The month of April is a double-header in terms of cancer awareness: Esophageal Cancer Awareness and Testicular Cancer Awareness
If you are like most people, you may not fully understand how the esophagus functions in our body, or, the important role it plays in facilitating our daily health and nourishment. The esophagus is the food pipe that connects your throat to your stomach. Rings of muscle in the esophagus contract and relax, allowing liquid and food to pass through, ready for digestion.
Cancer of the esophagus or esophageal cancer is the sixth most common cause of cancer deaths worldwide, and it afflicts more men than women. Esophageal cancer occurs when cells in your esophagus mutate and divide out of control thus forming a tumor in the esophagus that prevents it from functioning the way it should.
Educating yourself about how to identify the warning signs and prevention methods for esophageal cancer are critical as its causes are not exactly clear. Further, early esophageal cancer typically causes no signs or symptoms and is often undetectable.
In its later stages, symptoms of esophageal cancer include difficulty swallowing; unintentional weight loss; chest pain; pressure or burning; worsening indigestion or heartburn; and, coughing or hoarseness. For the most part, recommended prevention measures are what one would expect, and in fact, should be adopted as standard practice for preventing ALL cancers. To prevent esophageal cancer:
- Do not smoke
- Drink alcohol in moderation, if at all (two drinks a day for men age under 65, and one drink a day for women of all ages and men over 65)
- Eat more fruits and vegetables
- Maintain a healthy weight. If you are not sure what your healthy weight should be, ask your primary care physician.
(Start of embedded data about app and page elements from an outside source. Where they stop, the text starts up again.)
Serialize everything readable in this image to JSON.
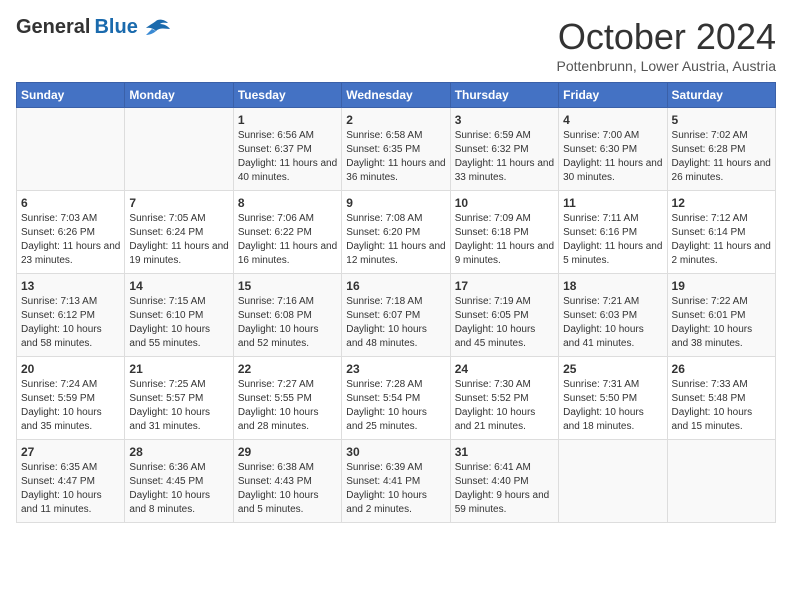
{
  "header": {
    "logo_general": "General",
    "logo_blue": "Blue",
    "month": "October 2024",
    "location": "Pottenbrunn, Lower Austria, Austria"
  },
  "days_of_week": [
    "Sunday",
    "Monday",
    "Tuesday",
    "Wednesday",
    "Thursday",
    "Friday",
    "Saturday"
  ],
  "weeks": [
    [
      {
        "day": "",
        "info": ""
      },
      {
        "day": "",
        "info": ""
      },
      {
        "day": "1",
        "info": "Sunrise: 6:56 AM\nSunset: 6:37 PM\nDaylight: 11 hours and 40 minutes."
      },
      {
        "day": "2",
        "info": "Sunrise: 6:58 AM\nSunset: 6:35 PM\nDaylight: 11 hours and 36 minutes."
      },
      {
        "day": "3",
        "info": "Sunrise: 6:59 AM\nSunset: 6:32 PM\nDaylight: 11 hours and 33 minutes."
      },
      {
        "day": "4",
        "info": "Sunrise: 7:00 AM\nSunset: 6:30 PM\nDaylight: 11 hours and 30 minutes."
      },
      {
        "day": "5",
        "info": "Sunrise: 7:02 AM\nSunset: 6:28 PM\nDaylight: 11 hours and 26 minutes."
      }
    ],
    [
      {
        "day": "6",
        "info": "Sunrise: 7:03 AM\nSunset: 6:26 PM\nDaylight: 11 hours and 23 minutes."
      },
      {
        "day": "7",
        "info": "Sunrise: 7:05 AM\nSunset: 6:24 PM\nDaylight: 11 hours and 19 minutes."
      },
      {
        "day": "8",
        "info": "Sunrise: 7:06 AM\nSunset: 6:22 PM\nDaylight: 11 hours and 16 minutes."
      },
      {
        "day": "9",
        "info": "Sunrise: 7:08 AM\nSunset: 6:20 PM\nDaylight: 11 hours and 12 minutes."
      },
      {
        "day": "10",
        "info": "Sunrise: 7:09 AM\nSunset: 6:18 PM\nDaylight: 11 hours and 9 minutes."
      },
      {
        "day": "11",
        "info": "Sunrise: 7:11 AM\nSunset: 6:16 PM\nDaylight: 11 hours and 5 minutes."
      },
      {
        "day": "12",
        "info": "Sunrise: 7:12 AM\nSunset: 6:14 PM\nDaylight: 11 hours and 2 minutes."
      }
    ],
    [
      {
        "day": "13",
        "info": "Sunrise: 7:13 AM\nSunset: 6:12 PM\nDaylight: 10 hours and 58 minutes."
      },
      {
        "day": "14",
        "info": "Sunrise: 7:15 AM\nSunset: 6:10 PM\nDaylight: 10 hours and 55 minutes."
      },
      {
        "day": "15",
        "info": "Sunrise: 7:16 AM\nSunset: 6:08 PM\nDaylight: 10 hours and 52 minutes."
      },
      {
        "day": "16",
        "info": "Sunrise: 7:18 AM\nSunset: 6:07 PM\nDaylight: 10 hours and 48 minutes."
      },
      {
        "day": "17",
        "info": "Sunrise: 7:19 AM\nSunset: 6:05 PM\nDaylight: 10 hours and 45 minutes."
      },
      {
        "day": "18",
        "info": "Sunrise: 7:21 AM\nSunset: 6:03 PM\nDaylight: 10 hours and 41 minutes."
      },
      {
        "day": "19",
        "info": "Sunrise: 7:22 AM\nSunset: 6:01 PM\nDaylight: 10 hours and 38 minutes."
      }
    ],
    [
      {
        "day": "20",
        "info": "Sunrise: 7:24 AM\nSunset: 5:59 PM\nDaylight: 10 hours and 35 minutes."
      },
      {
        "day": "21",
        "info": "Sunrise: 7:25 AM\nSunset: 5:57 PM\nDaylight: 10 hours and 31 minutes."
      },
      {
        "day": "22",
        "info": "Sunrise: 7:27 AM\nSunset: 5:55 PM\nDaylight: 10 hours and 28 minutes."
      },
      {
        "day": "23",
        "info": "Sunrise: 7:28 AM\nSunset: 5:54 PM\nDaylight: 10 hours and 25 minutes."
      },
      {
        "day": "24",
        "info": "Sunrise: 7:30 AM\nSunset: 5:52 PM\nDaylight: 10 hours and 21 minutes."
      },
      {
        "day": "25",
        "info": "Sunrise: 7:31 AM\nSunset: 5:50 PM\nDaylight: 10 hours and 18 minutes."
      },
      {
        "day": "26",
        "info": "Sunrise: 7:33 AM\nSunset: 5:48 PM\nDaylight: 10 hours and 15 minutes."
      }
    ],
    [
      {
        "day": "27",
        "info": "Sunrise: 6:35 AM\nSunset: 4:47 PM\nDaylight: 10 hours and 11 minutes."
      },
      {
        "day": "28",
        "info": "Sunrise: 6:36 AM\nSunset: 4:45 PM\nDaylight: 10 hours and 8 minutes."
      },
      {
        "day": "29",
        "info": "Sunrise: 6:38 AM\nSunset: 4:43 PM\nDaylight: 10 hours and 5 minutes."
      },
      {
        "day": "30",
        "info": "Sunrise: 6:39 AM\nSunset: 4:41 PM\nDaylight: 10 hours and 2 minutes."
      },
      {
        "day": "31",
        "info": "Sunrise: 6:41 AM\nSunset: 4:40 PM\nDaylight: 9 hours and 59 minutes."
      },
      {
        "day": "",
        "info": ""
      },
      {
        "day": "",
        "info": ""
      }
    ]
  ]
}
Overall, about one in 280 American men will develop testicular cancer at some time in their lives. It can occur in men at any age and is the most common cancer in men between 20 and 35. Testicular cancer is more common among white males than blacks, Asian, Hispanic or Native American males.
Risk factors for testicular cancer include: having an undescended testicle, having had abnormal development of the testicles, and, having a personal or family history of testicular cancer.
Men themselves find most cases of testicular cancer, either by accident or self-examination, similar to the detection of breast cancer in women. So learning how to perform a testicular self-examination (TSE) is a good starting point for prevention. Early warning signs include a painless lump or swelling in the testicles; pain or discomfort in the testicle or scrotum; any enlargement of the testicle or change in the way it feels; and, a feeling of heaviness in the scrotum.
Therapy is extremely effective for testicular cancer and the preferred treatment is to surgically remove the affected testicle, which will NOT cause impotence but can cause infertility. Chemotherapy or radiation therapy, and bone marrow transplants are also necessary, in certain cases.
If testicular cancer is treated early, before it spreads to the lymph nodes, the cure rate is greater than 96%.
So to all of the men out there who are reading this, please learn how to perform a TSE and practice it on a monthly basis, and, don’t delay going to the doctor when you notice one of the warning signs!
To read more about risk factors, warning signs, early detection, and the prevention of esophageal and testicular cancers, click on the link above — Your Own Health — and learn the easy, smart steps you can take to reduce your risk for these and other cancers.
For more educational smart tips about specific cancers every month — this month, highlighting esophageal and testicular cancers — we also encourage you to visit and “like” National Cancer Center’s Facebook page (FB icon here).
Spring back into good health with NCC’s educational messages and smart tips!
Happy and Healthy April to all of our readers!